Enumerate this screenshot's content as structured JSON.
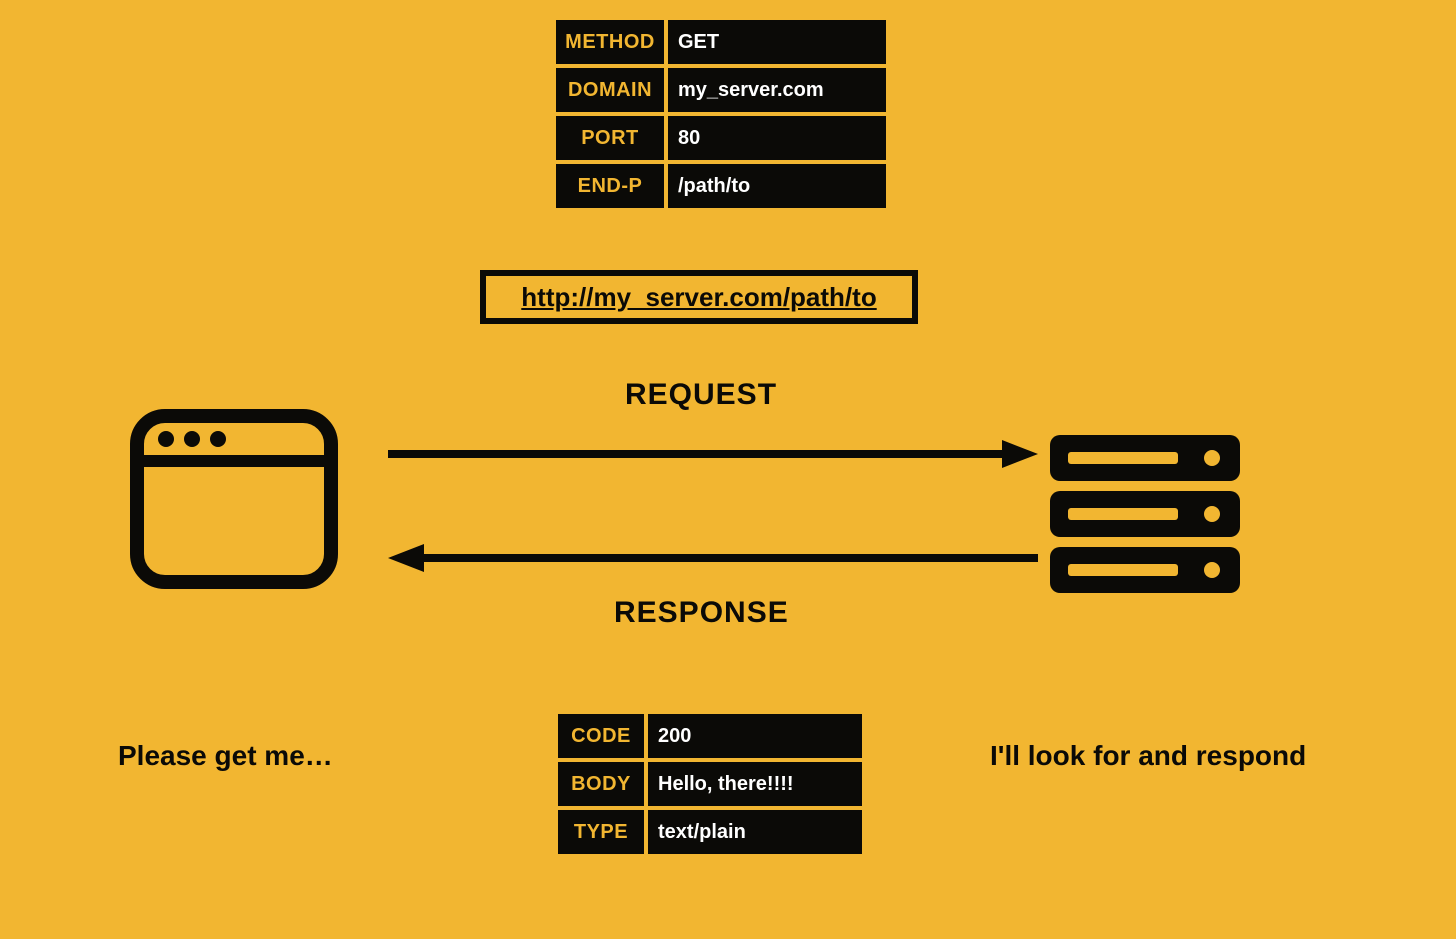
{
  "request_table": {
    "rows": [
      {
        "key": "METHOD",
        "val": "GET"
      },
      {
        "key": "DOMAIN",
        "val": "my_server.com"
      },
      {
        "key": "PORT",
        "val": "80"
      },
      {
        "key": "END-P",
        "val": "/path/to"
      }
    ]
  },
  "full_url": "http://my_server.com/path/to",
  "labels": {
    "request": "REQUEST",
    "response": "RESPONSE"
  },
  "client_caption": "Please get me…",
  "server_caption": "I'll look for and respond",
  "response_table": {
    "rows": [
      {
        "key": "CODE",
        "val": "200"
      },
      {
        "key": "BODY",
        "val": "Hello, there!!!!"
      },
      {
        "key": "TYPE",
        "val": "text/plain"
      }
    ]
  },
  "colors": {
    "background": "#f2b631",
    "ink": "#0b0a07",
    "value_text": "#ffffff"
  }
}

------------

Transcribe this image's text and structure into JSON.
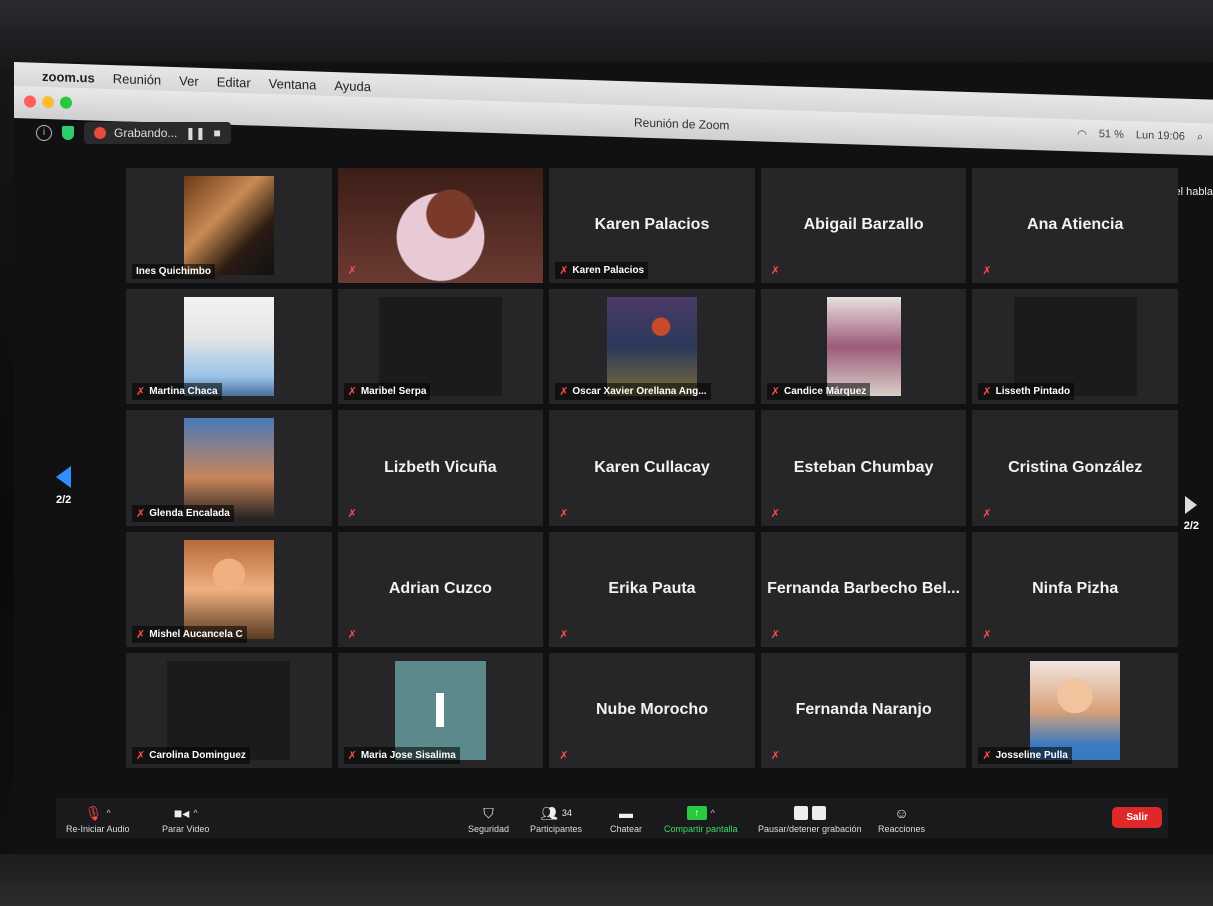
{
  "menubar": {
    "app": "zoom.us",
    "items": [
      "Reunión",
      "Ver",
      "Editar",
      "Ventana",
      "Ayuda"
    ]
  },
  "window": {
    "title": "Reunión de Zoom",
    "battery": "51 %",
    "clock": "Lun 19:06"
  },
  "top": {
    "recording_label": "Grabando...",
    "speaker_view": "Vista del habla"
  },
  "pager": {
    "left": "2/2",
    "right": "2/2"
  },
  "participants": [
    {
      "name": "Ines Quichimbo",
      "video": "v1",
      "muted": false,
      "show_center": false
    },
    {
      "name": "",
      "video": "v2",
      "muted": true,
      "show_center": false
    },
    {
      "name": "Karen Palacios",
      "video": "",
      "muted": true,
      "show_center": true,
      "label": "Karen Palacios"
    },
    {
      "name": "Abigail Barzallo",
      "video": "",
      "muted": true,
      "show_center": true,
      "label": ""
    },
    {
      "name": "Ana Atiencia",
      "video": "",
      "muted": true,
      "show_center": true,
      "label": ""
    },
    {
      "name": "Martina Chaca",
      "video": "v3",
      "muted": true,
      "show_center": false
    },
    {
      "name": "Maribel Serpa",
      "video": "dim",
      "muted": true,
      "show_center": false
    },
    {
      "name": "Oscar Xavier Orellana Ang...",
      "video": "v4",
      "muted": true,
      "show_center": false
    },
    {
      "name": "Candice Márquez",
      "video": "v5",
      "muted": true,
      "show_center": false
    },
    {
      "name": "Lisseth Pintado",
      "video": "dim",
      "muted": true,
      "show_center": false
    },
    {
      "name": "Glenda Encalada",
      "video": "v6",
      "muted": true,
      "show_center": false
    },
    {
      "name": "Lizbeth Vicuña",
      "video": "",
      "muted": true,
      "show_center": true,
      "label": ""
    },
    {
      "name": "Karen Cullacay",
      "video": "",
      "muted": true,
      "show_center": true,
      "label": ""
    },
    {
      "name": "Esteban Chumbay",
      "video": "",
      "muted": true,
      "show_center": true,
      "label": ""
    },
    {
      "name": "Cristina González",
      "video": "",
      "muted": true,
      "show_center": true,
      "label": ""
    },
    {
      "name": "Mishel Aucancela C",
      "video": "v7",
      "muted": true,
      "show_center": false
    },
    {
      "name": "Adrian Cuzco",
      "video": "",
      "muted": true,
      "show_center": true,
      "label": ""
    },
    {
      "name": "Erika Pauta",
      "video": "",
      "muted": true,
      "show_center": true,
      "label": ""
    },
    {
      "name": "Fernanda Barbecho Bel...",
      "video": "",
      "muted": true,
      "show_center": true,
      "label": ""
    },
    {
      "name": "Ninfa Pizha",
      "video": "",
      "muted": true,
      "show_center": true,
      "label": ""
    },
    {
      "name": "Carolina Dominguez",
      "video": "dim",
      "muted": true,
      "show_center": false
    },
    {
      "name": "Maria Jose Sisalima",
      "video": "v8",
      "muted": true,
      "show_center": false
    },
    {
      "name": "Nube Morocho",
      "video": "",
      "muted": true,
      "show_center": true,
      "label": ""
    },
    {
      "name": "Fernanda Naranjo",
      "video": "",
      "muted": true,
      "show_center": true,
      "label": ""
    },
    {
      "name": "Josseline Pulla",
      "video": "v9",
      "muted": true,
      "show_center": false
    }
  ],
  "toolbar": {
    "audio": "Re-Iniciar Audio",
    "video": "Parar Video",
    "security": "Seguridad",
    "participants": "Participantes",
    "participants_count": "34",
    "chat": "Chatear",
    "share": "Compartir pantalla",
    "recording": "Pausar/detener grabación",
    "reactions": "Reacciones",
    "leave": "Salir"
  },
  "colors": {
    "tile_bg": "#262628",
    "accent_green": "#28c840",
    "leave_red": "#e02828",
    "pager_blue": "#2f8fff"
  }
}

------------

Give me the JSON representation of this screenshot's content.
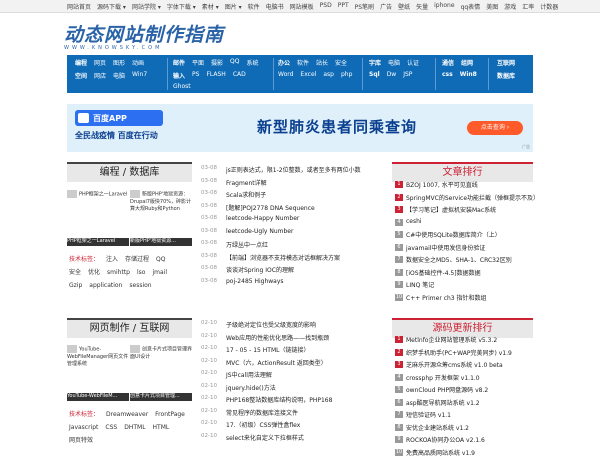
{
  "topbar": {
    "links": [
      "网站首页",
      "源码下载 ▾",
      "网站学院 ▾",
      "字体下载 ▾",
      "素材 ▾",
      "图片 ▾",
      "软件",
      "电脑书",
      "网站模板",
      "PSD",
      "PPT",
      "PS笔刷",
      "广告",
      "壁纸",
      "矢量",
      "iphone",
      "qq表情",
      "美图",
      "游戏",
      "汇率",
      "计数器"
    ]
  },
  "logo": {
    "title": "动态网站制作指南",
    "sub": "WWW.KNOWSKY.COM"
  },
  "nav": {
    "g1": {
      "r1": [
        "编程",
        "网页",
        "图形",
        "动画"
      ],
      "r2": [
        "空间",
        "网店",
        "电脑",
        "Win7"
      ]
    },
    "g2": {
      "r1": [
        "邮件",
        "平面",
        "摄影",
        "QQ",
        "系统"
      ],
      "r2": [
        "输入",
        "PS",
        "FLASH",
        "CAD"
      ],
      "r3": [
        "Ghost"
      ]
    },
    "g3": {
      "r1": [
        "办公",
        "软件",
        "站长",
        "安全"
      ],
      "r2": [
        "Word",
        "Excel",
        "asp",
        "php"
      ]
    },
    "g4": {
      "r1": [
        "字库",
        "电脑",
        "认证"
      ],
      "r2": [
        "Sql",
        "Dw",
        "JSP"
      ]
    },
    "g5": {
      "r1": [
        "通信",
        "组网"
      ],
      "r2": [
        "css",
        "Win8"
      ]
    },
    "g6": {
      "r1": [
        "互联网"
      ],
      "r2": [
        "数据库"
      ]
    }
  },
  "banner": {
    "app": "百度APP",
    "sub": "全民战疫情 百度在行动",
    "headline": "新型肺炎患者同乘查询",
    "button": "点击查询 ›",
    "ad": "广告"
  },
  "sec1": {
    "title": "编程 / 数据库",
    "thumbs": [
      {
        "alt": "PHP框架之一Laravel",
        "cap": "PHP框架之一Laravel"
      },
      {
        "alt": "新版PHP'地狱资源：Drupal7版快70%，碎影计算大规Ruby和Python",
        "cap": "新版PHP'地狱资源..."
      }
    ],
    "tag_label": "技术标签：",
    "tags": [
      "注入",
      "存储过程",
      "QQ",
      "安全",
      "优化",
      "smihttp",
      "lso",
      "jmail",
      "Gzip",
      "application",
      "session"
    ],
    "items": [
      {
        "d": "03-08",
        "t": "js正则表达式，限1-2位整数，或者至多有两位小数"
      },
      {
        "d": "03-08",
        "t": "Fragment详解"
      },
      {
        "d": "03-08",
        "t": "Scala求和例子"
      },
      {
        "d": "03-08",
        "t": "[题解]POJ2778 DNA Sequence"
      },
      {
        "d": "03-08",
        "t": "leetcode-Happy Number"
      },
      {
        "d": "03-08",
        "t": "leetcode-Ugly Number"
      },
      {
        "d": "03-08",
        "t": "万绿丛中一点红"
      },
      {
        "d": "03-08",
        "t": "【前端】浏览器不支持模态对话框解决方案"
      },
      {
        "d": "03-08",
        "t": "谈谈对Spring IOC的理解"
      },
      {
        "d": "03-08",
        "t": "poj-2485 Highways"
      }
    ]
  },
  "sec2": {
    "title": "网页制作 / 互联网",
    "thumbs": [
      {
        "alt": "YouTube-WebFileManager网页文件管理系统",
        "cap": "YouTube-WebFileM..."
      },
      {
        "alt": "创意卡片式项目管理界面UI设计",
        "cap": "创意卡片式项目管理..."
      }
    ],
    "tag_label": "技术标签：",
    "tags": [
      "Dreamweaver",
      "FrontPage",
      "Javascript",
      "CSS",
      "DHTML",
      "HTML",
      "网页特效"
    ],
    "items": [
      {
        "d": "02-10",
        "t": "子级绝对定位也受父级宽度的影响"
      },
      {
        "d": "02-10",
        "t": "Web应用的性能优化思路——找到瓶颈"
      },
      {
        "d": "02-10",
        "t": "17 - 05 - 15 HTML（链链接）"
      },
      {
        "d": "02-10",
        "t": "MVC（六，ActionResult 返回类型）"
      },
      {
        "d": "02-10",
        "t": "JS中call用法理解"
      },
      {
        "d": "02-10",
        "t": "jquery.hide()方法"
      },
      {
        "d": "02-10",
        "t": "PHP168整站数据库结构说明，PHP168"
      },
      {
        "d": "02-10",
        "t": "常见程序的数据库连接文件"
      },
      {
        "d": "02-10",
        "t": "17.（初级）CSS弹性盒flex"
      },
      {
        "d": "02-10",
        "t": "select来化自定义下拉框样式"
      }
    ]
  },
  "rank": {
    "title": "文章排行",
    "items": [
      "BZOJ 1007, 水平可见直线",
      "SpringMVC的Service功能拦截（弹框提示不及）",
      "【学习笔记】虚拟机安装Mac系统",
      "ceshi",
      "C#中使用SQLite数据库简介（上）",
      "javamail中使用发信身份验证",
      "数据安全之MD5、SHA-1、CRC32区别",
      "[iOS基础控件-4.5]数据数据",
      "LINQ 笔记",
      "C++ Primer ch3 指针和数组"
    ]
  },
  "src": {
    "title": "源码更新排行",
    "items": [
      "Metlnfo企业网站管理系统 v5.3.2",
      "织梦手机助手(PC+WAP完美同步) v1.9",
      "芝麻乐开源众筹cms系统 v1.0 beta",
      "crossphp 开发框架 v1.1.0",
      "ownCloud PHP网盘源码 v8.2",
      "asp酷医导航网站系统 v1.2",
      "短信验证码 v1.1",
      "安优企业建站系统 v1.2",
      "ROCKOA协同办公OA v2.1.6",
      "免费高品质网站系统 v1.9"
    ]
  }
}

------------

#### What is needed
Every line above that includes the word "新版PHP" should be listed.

#### Solved problem
        "alt": "新版PHP'地狱资源：Drupal7版快70%，碎影计算大规Ruby和Python",
        "cap": "新版PHP'地狱资源..."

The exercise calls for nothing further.